§ WHAT THE TASK REQUIRES
Only a number is wanted: how many lines in the records below contain "true"?

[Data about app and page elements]
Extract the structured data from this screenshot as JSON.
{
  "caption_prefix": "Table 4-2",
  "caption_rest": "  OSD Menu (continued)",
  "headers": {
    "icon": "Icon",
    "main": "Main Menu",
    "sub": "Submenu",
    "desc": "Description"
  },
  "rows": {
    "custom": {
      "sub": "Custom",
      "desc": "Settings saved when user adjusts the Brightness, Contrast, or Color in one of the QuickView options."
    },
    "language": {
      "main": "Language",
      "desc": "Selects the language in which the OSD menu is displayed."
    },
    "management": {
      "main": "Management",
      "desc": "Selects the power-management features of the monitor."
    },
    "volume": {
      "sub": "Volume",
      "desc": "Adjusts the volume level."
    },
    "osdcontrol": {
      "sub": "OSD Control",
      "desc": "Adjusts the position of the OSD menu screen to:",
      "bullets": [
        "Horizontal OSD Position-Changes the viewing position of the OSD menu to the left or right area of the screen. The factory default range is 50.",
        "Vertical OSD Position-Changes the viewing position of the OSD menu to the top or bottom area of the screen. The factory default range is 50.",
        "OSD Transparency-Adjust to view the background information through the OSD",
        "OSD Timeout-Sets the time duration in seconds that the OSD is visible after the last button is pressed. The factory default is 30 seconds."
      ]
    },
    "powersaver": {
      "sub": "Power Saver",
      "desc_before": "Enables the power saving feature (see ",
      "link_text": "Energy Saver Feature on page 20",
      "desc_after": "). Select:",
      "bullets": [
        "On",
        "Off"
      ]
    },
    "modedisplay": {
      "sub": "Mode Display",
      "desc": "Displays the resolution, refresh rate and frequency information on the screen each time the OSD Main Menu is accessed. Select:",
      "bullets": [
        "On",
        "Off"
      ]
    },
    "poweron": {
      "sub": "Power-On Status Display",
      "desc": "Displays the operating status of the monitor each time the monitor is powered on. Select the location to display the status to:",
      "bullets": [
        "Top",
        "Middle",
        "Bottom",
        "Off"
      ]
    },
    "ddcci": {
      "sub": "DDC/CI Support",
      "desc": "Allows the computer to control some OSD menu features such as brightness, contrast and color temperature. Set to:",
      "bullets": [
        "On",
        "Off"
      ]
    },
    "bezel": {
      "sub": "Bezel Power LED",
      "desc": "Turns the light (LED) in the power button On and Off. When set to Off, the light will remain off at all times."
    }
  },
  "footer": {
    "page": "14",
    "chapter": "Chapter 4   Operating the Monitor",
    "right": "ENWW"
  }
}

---

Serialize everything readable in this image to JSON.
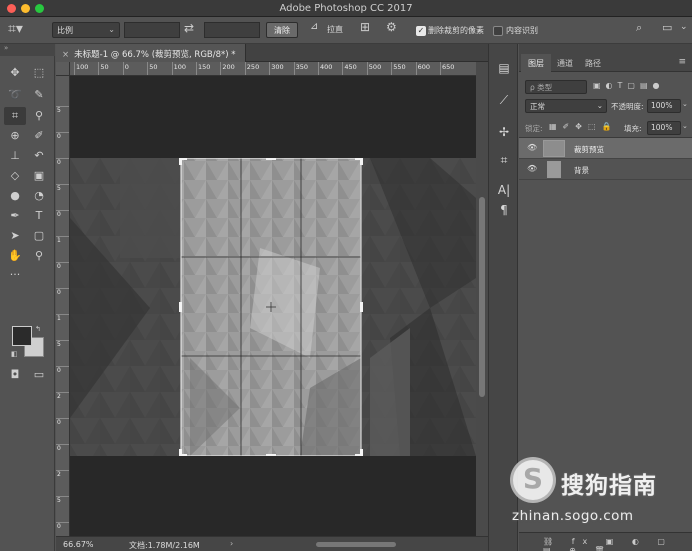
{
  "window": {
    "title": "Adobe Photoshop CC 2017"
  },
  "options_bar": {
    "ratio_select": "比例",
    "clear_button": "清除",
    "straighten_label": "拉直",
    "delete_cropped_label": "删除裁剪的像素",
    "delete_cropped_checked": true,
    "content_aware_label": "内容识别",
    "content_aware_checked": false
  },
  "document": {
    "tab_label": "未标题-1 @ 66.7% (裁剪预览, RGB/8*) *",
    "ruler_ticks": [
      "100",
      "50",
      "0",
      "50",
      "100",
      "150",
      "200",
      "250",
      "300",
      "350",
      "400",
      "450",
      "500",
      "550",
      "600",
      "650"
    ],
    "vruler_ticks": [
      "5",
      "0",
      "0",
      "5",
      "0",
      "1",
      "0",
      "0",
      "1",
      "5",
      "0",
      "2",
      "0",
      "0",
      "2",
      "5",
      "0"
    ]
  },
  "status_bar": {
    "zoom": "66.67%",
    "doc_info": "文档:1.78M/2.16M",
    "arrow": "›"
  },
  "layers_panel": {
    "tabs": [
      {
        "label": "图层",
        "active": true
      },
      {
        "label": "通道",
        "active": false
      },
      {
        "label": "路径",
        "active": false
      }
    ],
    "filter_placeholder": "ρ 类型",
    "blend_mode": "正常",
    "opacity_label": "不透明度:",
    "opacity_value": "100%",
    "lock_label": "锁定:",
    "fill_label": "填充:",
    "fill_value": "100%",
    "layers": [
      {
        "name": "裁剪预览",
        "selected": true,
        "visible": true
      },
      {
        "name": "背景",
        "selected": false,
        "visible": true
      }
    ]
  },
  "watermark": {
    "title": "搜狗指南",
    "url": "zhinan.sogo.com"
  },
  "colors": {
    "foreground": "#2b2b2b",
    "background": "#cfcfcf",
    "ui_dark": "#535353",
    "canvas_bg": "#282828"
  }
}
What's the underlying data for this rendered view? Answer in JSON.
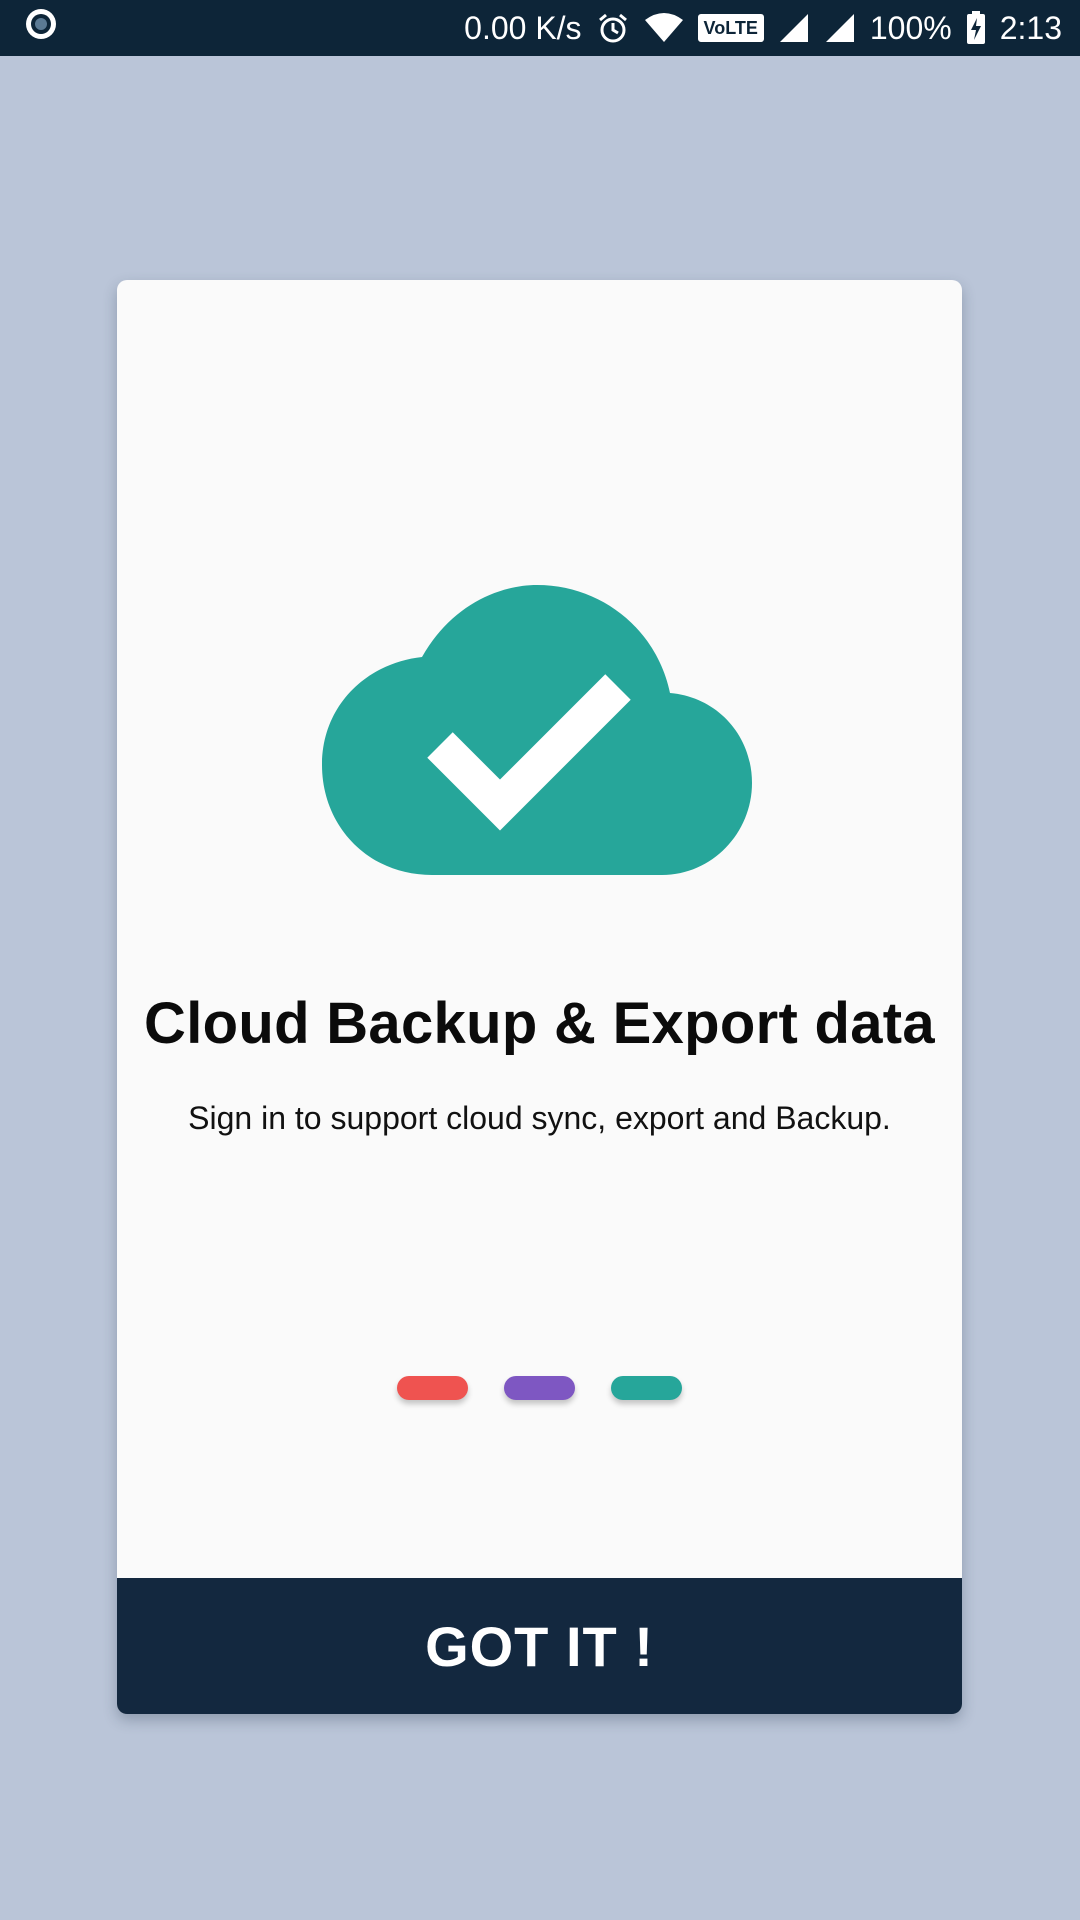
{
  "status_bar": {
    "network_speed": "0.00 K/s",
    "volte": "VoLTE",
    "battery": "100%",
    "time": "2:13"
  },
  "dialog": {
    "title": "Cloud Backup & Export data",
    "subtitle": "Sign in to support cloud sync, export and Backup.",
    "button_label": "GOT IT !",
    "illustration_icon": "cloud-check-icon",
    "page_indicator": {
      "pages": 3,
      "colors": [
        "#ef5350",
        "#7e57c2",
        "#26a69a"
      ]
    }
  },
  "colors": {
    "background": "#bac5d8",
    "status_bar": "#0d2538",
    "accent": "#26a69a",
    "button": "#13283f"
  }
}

§ TASK RESULT
5